Available data:
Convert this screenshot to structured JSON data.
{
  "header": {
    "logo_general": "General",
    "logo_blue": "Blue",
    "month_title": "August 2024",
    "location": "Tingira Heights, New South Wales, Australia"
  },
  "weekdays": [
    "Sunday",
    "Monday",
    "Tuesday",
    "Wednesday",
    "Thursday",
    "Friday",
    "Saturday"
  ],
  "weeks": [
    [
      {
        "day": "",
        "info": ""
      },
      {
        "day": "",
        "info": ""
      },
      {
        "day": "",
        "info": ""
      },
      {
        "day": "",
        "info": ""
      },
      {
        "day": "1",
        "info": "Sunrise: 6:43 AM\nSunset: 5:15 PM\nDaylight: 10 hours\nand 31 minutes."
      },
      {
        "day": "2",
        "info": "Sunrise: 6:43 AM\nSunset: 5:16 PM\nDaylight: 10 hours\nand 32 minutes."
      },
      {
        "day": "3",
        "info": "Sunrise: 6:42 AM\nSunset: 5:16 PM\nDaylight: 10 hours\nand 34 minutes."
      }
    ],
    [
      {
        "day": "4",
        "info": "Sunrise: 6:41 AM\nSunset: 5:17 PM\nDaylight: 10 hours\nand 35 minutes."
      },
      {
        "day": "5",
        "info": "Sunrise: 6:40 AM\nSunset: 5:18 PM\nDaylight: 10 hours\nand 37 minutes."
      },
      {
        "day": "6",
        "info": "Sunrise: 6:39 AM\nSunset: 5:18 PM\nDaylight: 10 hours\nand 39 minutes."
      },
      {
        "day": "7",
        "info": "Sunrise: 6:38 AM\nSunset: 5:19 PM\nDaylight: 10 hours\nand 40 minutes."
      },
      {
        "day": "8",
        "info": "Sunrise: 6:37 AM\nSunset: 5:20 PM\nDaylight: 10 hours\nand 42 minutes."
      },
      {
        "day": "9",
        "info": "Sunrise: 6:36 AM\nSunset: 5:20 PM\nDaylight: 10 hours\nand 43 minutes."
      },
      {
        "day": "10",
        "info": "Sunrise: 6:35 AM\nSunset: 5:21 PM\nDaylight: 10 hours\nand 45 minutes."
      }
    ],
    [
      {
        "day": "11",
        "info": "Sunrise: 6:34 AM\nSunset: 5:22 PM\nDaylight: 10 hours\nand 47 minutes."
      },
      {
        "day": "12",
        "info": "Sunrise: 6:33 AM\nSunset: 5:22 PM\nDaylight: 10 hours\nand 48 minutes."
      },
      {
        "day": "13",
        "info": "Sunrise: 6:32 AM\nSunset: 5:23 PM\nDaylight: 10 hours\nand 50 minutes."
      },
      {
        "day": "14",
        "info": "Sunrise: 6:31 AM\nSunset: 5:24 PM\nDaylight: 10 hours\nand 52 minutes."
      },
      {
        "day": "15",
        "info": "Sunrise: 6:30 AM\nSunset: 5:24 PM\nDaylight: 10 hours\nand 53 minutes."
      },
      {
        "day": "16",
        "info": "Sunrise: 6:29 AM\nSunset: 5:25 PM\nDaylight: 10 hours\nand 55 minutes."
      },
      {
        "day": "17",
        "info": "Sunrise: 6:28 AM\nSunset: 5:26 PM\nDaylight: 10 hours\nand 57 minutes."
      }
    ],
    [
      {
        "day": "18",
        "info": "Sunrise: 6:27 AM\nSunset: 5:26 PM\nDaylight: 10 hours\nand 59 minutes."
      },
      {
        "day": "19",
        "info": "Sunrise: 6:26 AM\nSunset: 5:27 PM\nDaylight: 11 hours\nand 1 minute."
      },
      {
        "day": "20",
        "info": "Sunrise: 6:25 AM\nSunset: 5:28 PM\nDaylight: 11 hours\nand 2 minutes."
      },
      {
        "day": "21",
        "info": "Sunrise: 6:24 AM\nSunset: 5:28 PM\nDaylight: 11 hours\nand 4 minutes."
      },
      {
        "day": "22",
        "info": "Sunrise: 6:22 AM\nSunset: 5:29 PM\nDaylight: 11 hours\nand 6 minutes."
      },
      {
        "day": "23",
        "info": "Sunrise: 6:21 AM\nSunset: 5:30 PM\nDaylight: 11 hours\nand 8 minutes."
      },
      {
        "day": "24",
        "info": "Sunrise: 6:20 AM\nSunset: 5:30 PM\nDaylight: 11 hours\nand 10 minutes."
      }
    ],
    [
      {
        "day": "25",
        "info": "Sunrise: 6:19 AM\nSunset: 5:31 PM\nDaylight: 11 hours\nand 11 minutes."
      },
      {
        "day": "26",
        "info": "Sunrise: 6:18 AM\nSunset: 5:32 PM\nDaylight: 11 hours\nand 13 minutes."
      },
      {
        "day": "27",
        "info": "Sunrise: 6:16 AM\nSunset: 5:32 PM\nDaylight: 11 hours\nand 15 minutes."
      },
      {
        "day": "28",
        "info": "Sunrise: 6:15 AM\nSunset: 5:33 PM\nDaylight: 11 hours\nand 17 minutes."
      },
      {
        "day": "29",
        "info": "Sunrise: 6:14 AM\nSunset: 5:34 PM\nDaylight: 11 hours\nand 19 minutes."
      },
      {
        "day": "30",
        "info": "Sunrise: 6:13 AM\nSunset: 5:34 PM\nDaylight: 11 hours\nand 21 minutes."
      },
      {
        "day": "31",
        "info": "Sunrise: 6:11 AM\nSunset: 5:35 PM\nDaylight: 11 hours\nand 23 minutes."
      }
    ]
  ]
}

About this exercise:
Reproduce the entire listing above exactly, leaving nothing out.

Solved exercise:
Convert this screenshot to structured JSON data.
{
  "header": {
    "logo_general": "General",
    "logo_blue": "Blue",
    "month_title": "August 2024",
    "location": "Tingira Heights, New South Wales, Australia"
  },
  "weekdays": [
    "Sunday",
    "Monday",
    "Tuesday",
    "Wednesday",
    "Thursday",
    "Friday",
    "Saturday"
  ],
  "weeks": [
    [
      {
        "day": "",
        "info": ""
      },
      {
        "day": "",
        "info": ""
      },
      {
        "day": "",
        "info": ""
      },
      {
        "day": "",
        "info": ""
      },
      {
        "day": "1",
        "info": "Sunrise: 6:43 AM\nSunset: 5:15 PM\nDaylight: 10 hours\nand 31 minutes."
      },
      {
        "day": "2",
        "info": "Sunrise: 6:43 AM\nSunset: 5:16 PM\nDaylight: 10 hours\nand 32 minutes."
      },
      {
        "day": "3",
        "info": "Sunrise: 6:42 AM\nSunset: 5:16 PM\nDaylight: 10 hours\nand 34 minutes."
      }
    ],
    [
      {
        "day": "4",
        "info": "Sunrise: 6:41 AM\nSunset: 5:17 PM\nDaylight: 10 hours\nand 35 minutes."
      },
      {
        "day": "5",
        "info": "Sunrise: 6:40 AM\nSunset: 5:18 PM\nDaylight: 10 hours\nand 37 minutes."
      },
      {
        "day": "6",
        "info": "Sunrise: 6:39 AM\nSunset: 5:18 PM\nDaylight: 10 hours\nand 39 minutes."
      },
      {
        "day": "7",
        "info": "Sunrise: 6:38 AM\nSunset: 5:19 PM\nDaylight: 10 hours\nand 40 minutes."
      },
      {
        "day": "8",
        "info": "Sunrise: 6:37 AM\nSunset: 5:20 PM\nDaylight: 10 hours\nand 42 minutes."
      },
      {
        "day": "9",
        "info": "Sunrise: 6:36 AM\nSunset: 5:20 PM\nDaylight: 10 hours\nand 43 minutes."
      },
      {
        "day": "10",
        "info": "Sunrise: 6:35 AM\nSunset: 5:21 PM\nDaylight: 10 hours\nand 45 minutes."
      }
    ],
    [
      {
        "day": "11",
        "info": "Sunrise: 6:34 AM\nSunset: 5:22 PM\nDaylight: 10 hours\nand 47 minutes."
      },
      {
        "day": "12",
        "info": "Sunrise: 6:33 AM\nSunset: 5:22 PM\nDaylight: 10 hours\nand 48 minutes."
      },
      {
        "day": "13",
        "info": "Sunrise: 6:32 AM\nSunset: 5:23 PM\nDaylight: 10 hours\nand 50 minutes."
      },
      {
        "day": "14",
        "info": "Sunrise: 6:31 AM\nSunset: 5:24 PM\nDaylight: 10 hours\nand 52 minutes."
      },
      {
        "day": "15",
        "info": "Sunrise: 6:30 AM\nSunset: 5:24 PM\nDaylight: 10 hours\nand 53 minutes."
      },
      {
        "day": "16",
        "info": "Sunrise: 6:29 AM\nSunset: 5:25 PM\nDaylight: 10 hours\nand 55 minutes."
      },
      {
        "day": "17",
        "info": "Sunrise: 6:28 AM\nSunset: 5:26 PM\nDaylight: 10 hours\nand 57 minutes."
      }
    ],
    [
      {
        "day": "18",
        "info": "Sunrise: 6:27 AM\nSunset: 5:26 PM\nDaylight: 10 hours\nand 59 minutes."
      },
      {
        "day": "19",
        "info": "Sunrise: 6:26 AM\nSunset: 5:27 PM\nDaylight: 11 hours\nand 1 minute."
      },
      {
        "day": "20",
        "info": "Sunrise: 6:25 AM\nSunset: 5:28 PM\nDaylight: 11 hours\nand 2 minutes."
      },
      {
        "day": "21",
        "info": "Sunrise: 6:24 AM\nSunset: 5:28 PM\nDaylight: 11 hours\nand 4 minutes."
      },
      {
        "day": "22",
        "info": "Sunrise: 6:22 AM\nSunset: 5:29 PM\nDaylight: 11 hours\nand 6 minutes."
      },
      {
        "day": "23",
        "info": "Sunrise: 6:21 AM\nSunset: 5:30 PM\nDaylight: 11 hours\nand 8 minutes."
      },
      {
        "day": "24",
        "info": "Sunrise: 6:20 AM\nSunset: 5:30 PM\nDaylight: 11 hours\nand 10 minutes."
      }
    ],
    [
      {
        "day": "25",
        "info": "Sunrise: 6:19 AM\nSunset: 5:31 PM\nDaylight: 11 hours\nand 11 minutes."
      },
      {
        "day": "26",
        "info": "Sunrise: 6:18 AM\nSunset: 5:32 PM\nDaylight: 11 hours\nand 13 minutes."
      },
      {
        "day": "27",
        "info": "Sunrise: 6:16 AM\nSunset: 5:32 PM\nDaylight: 11 hours\nand 15 minutes."
      },
      {
        "day": "28",
        "info": "Sunrise: 6:15 AM\nSunset: 5:33 PM\nDaylight: 11 hours\nand 17 minutes."
      },
      {
        "day": "29",
        "info": "Sunrise: 6:14 AM\nSunset: 5:34 PM\nDaylight: 11 hours\nand 19 minutes."
      },
      {
        "day": "30",
        "info": "Sunrise: 6:13 AM\nSunset: 5:34 PM\nDaylight: 11 hours\nand 21 minutes."
      },
      {
        "day": "31",
        "info": "Sunrise: 6:11 AM\nSunset: 5:35 PM\nDaylight: 11 hours\nand 23 minutes."
      }
    ]
  ]
}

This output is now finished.